It’s now believed, CyberScoop reports, that six US Federal civilian agencies have been affected by the DNS-hijacking campaign that prompted the Department of Homeland Security to issue Emergency Directive 19-01 this week. Representative James Langevin (Democrat of Rhode Island) has asked the Department to brief the House Homeland Security Committee on the matter. Private security firms, FireEye prominent among them, have said they see signs of Iranian sponsorship of recent DNS-hijacking campaigns.
BuzzFeed reports that the Integrity Initiative, a project of the Institute for Statecraft (a British think tank) has apparently been hacked, with stolen material appearing in Russian outlets Sputnik and RT, framed in stories alleging the Initiative's role in fomenting anti-Russian sentiment. The Integrity Initiative has devoted considerable attention to exposing Russian information operations. The UK's National Cyber Security Centre and others are examining the Initiative's servers and its employees' devices for evidence of compromise. Suspicion, on grounds of motive and a priori probability, has turned toward Moscow, but the investigation is still young, and the Integrity Initiative has taken its content offline until further notice.

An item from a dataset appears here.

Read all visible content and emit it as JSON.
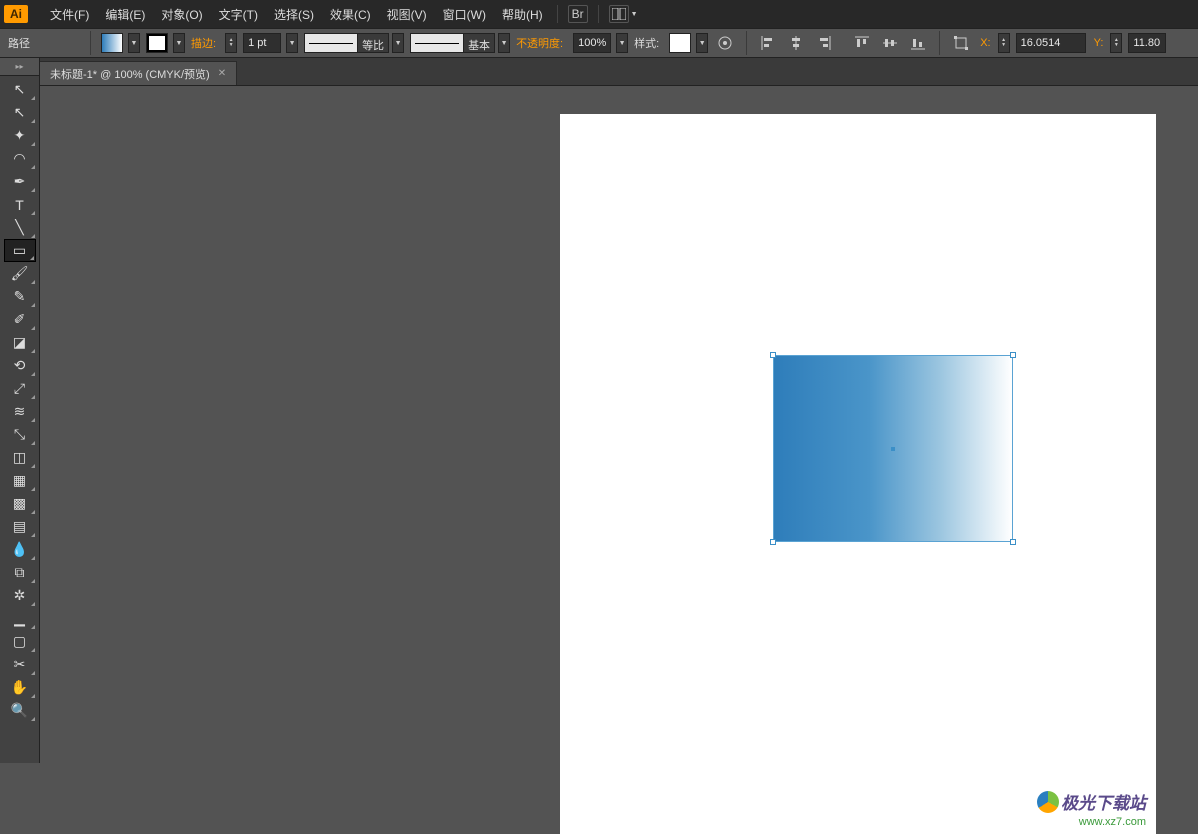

Researcher Bob Diachenko has provided details on the exposure of more than 24 million financial and banking documents in an unsecured Elastisearch database. The documents, mostly pertaining to loans and mortgages from large US banks, were exposed, TechCrunch says, by a third-party document management vendor widely used by the financial industry.